In late afternoon, the feast begins. There's the barbecue. Platters of sliced homegrown tomatoes, salted and peppered. Huge pans of eggplant casserole, studded with shrimp. Homemade potato salad, heavy on the mayonnaise. Baked beans. Garlic French bread.
Then dessert. Watermelon. Brownies. Baked bananas with cinnamon, butter and pecans. (Don't ask me why.) Maybe hand-cranked ice cream.
Stuffed nearly immobile, we groan in the wicker chairs on the porch. The ceiling fans don't cool us much, but the breezes disturb the flies a bit. The sun sets on the lake, occasionally silhouetting a freighter passing on the nearby ship channel. At dark, a sackful of small-time fireworks might be ignited on the dock. The tradition, and not the firepower, is the thing.

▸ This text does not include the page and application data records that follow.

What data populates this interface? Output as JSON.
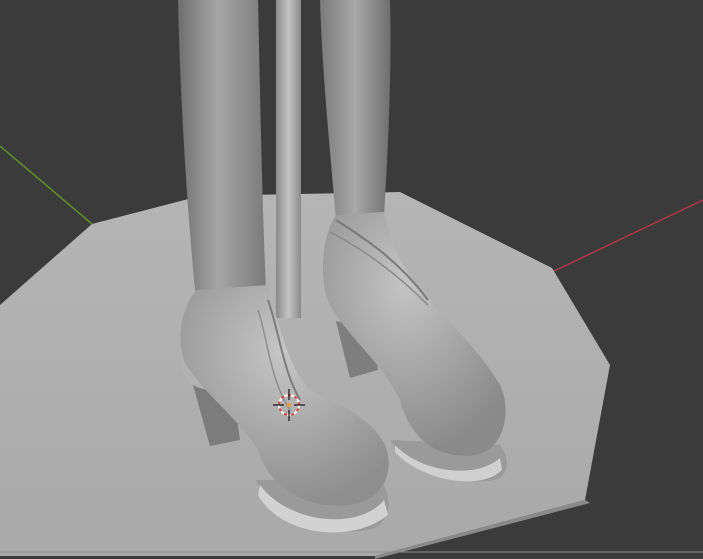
{
  "viewport": {
    "background_color": "#3b3b3b",
    "shading_mode": "solid",
    "icons": {
      "origin": "3d-cursor-icon",
      "axis_x": "x-axis-line",
      "axis_y": "y-axis-line"
    },
    "colors": {
      "x_axis": "#b0364a",
      "y_axis": "#5e8f27",
      "mesh_light": "#c8c8c8",
      "mesh_mid": "#9c9c9c",
      "mesh_dark": "#6e6e6e",
      "cursor_red": "#e0463a",
      "cursor_white": "#ffffff"
    },
    "objects": [
      "display-base",
      "support-pole",
      "left-leg",
      "right-leg",
      "left-shoe",
      "right-shoe"
    ]
  }
}
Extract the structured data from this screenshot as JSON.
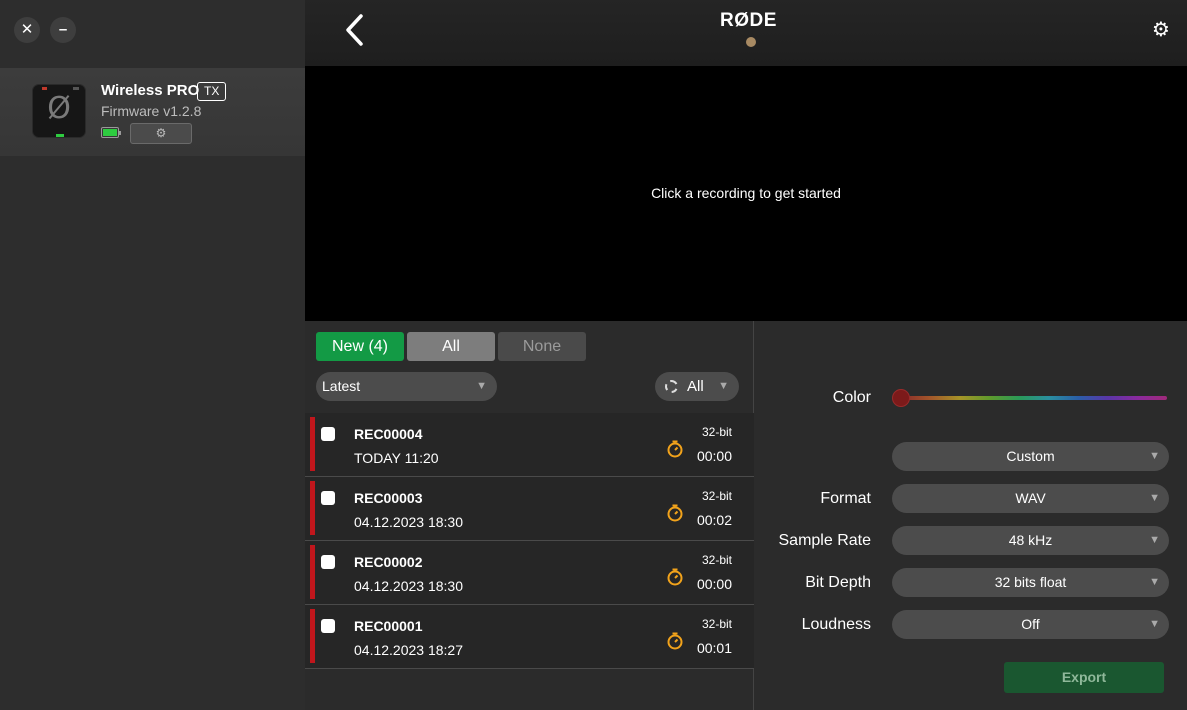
{
  "window": {
    "close_label": "✕",
    "minimize_label": "–"
  },
  "device": {
    "name": "Wireless PRO",
    "badge": "TX",
    "firmware": "Firmware v1.2.8",
    "battery_level": 1.0,
    "battery_color": "#2ecc40",
    "settings_icon": "gear-icon"
  },
  "header": {
    "brand": "RØDE",
    "back_icon": "chevron-left-icon",
    "settings_icon": "gear-icon"
  },
  "preview": {
    "message": "Click a recording to get started"
  },
  "filters": {
    "new_label": "New (4)",
    "all_label": "All",
    "none_label": "None",
    "sort_value": "Latest",
    "color_filter_value": "All"
  },
  "recordings": [
    {
      "name": "REC00004",
      "date": "TODAY 11:20",
      "bit": "32-bit",
      "duration": "00:00",
      "color": "#c0161c"
    },
    {
      "name": "REC00003",
      "date": "04.12.2023 18:30",
      "bit": "32-bit",
      "duration": "00:02",
      "color": "#c0161c"
    },
    {
      "name": "REC00002",
      "date": "04.12.2023 18:30",
      "bit": "32-bit",
      "duration": "00:00",
      "color": "#c0161c"
    },
    {
      "name": "REC00001",
      "date": "04.12.2023 18:27",
      "bit": "32-bit",
      "duration": "00:01",
      "color": "#c0161c"
    }
  ],
  "export": {
    "color_label": "Color",
    "color_value": "#7c1a1a",
    "preset_value": "Custom",
    "format_label": "Format",
    "format_value": "WAV",
    "sample_rate_label": "Sample Rate",
    "sample_rate_value": "48 kHz",
    "bit_depth_label": "Bit Depth",
    "bit_depth_value": "32 bits float",
    "loudness_label": "Loudness",
    "loudness_value": "Off",
    "export_label": "Export"
  },
  "colors": {
    "accent_green": "#139a45",
    "timer_orange": "#f2a31b",
    "background": "#2b2b2b"
  }
}
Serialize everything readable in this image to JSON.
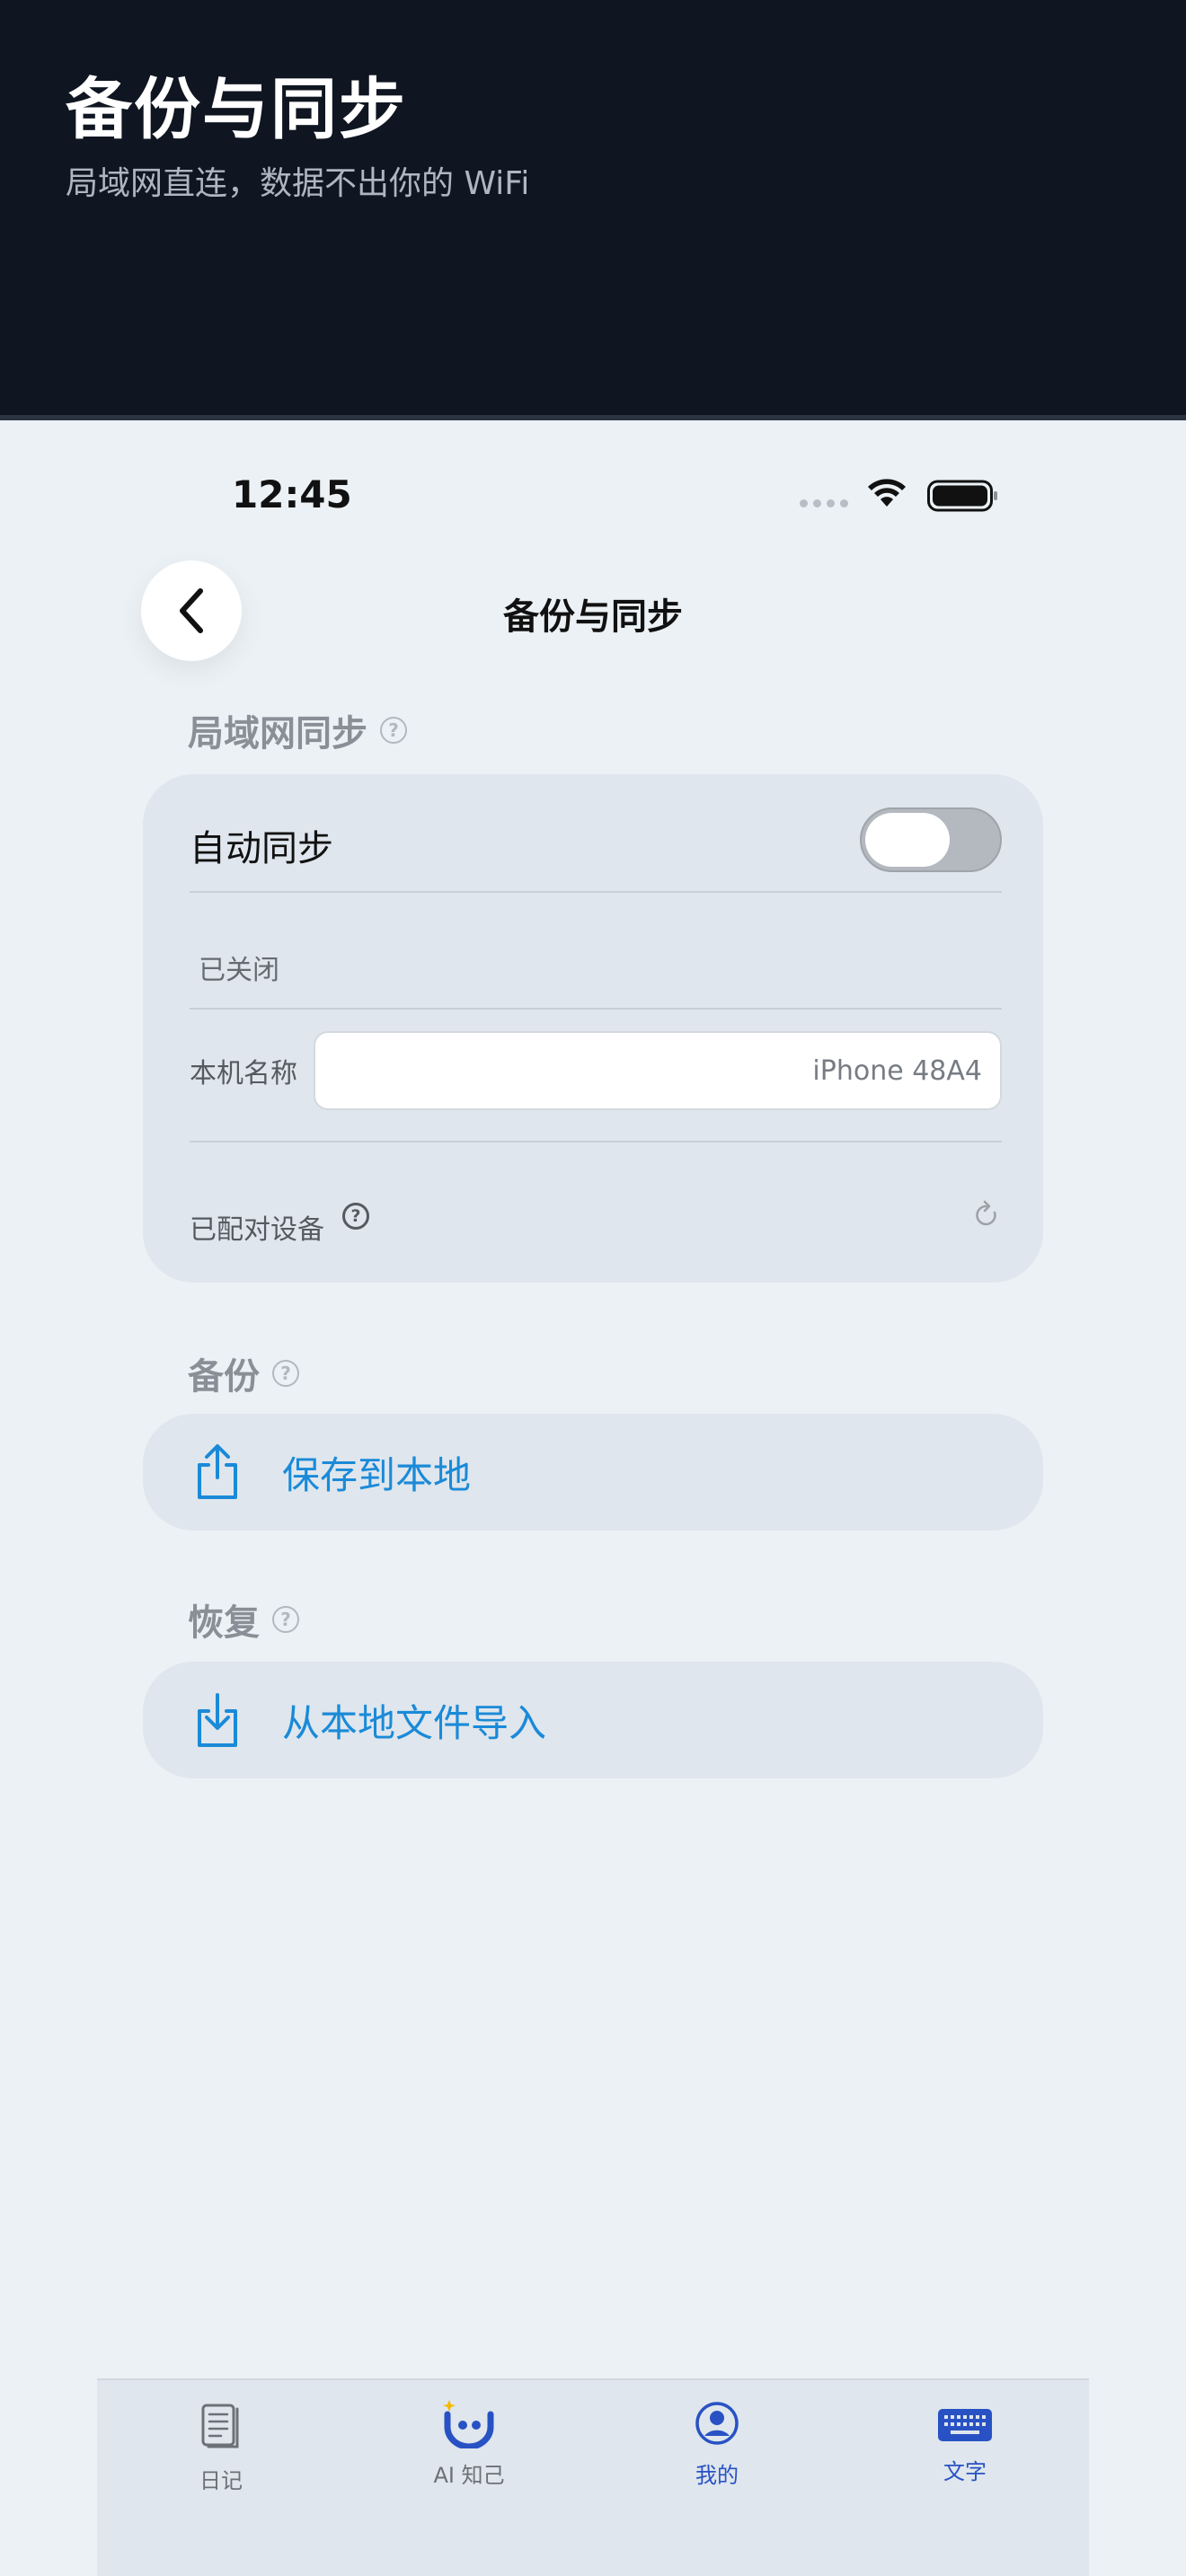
{
  "banner": {
    "title": "备份与同步",
    "subtitle": "局域网直连，数据不出你的 WiFi"
  },
  "status_bar": {
    "time": "12:45"
  },
  "nav": {
    "title": "备份与同步"
  },
  "lan_section": {
    "title": "局域网同步",
    "auto_sync_label": "自动同步",
    "auto_sync_on": false,
    "status_text": "已关闭",
    "device_name_label": "本机名称",
    "device_name_value": "iPhone 48A4",
    "paired_devices_label": "已配对设备"
  },
  "backup_section": {
    "title": "备份",
    "action_label": "保存到本地"
  },
  "restore_section": {
    "title": "恢复",
    "action_label": "从本地文件导入"
  },
  "tab_bar": {
    "items": [
      {
        "label": "日记",
        "icon": "diary-icon"
      },
      {
        "label": "AI 知己",
        "icon": "ai-face-icon"
      },
      {
        "label": "我的",
        "icon": "profile-icon"
      },
      {
        "label": "文字",
        "icon": "keyboard-icon"
      }
    ]
  },
  "colors": {
    "banner_bg": "#0f1621",
    "screen_bg": "#ecf1f5",
    "card_bg": "#dfe6ed",
    "accent_blue": "#1a8ad8",
    "tab_active": "#2852c4",
    "tab_inactive": "#6c7178"
  }
}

When we were younger, the smart alecks among us occasionally staged mock Fourth of July pageants, full of sarcastically patriotic speeches delivered by players wrapped, literally, in the flag.
We were too ignorant to know how close to the rebellious spirit of the day we really were. Better than our own impromptu remarks would have been some of the words of the founding fathers.
" We hold these truths to be self-evident, that all men are created equal, that they are endowed by their Creator with certain unalienable Rights, that among these are Life, Liberty and the pursuit of Happiness. That to secure these rights, Governments are instituted among Men, deriving their just powers from the consent of the governed, That whenever any Form of Government becomes destructive of these ends, it is the Right of the People to alter or to abolish it, and to institute new Government, laying its foundation on such principles and organizing its powers in such form, as to them shall seem most likely to effect their Safety and Happiness."
Declare something like that in public these days and somebody might try to have you arrested.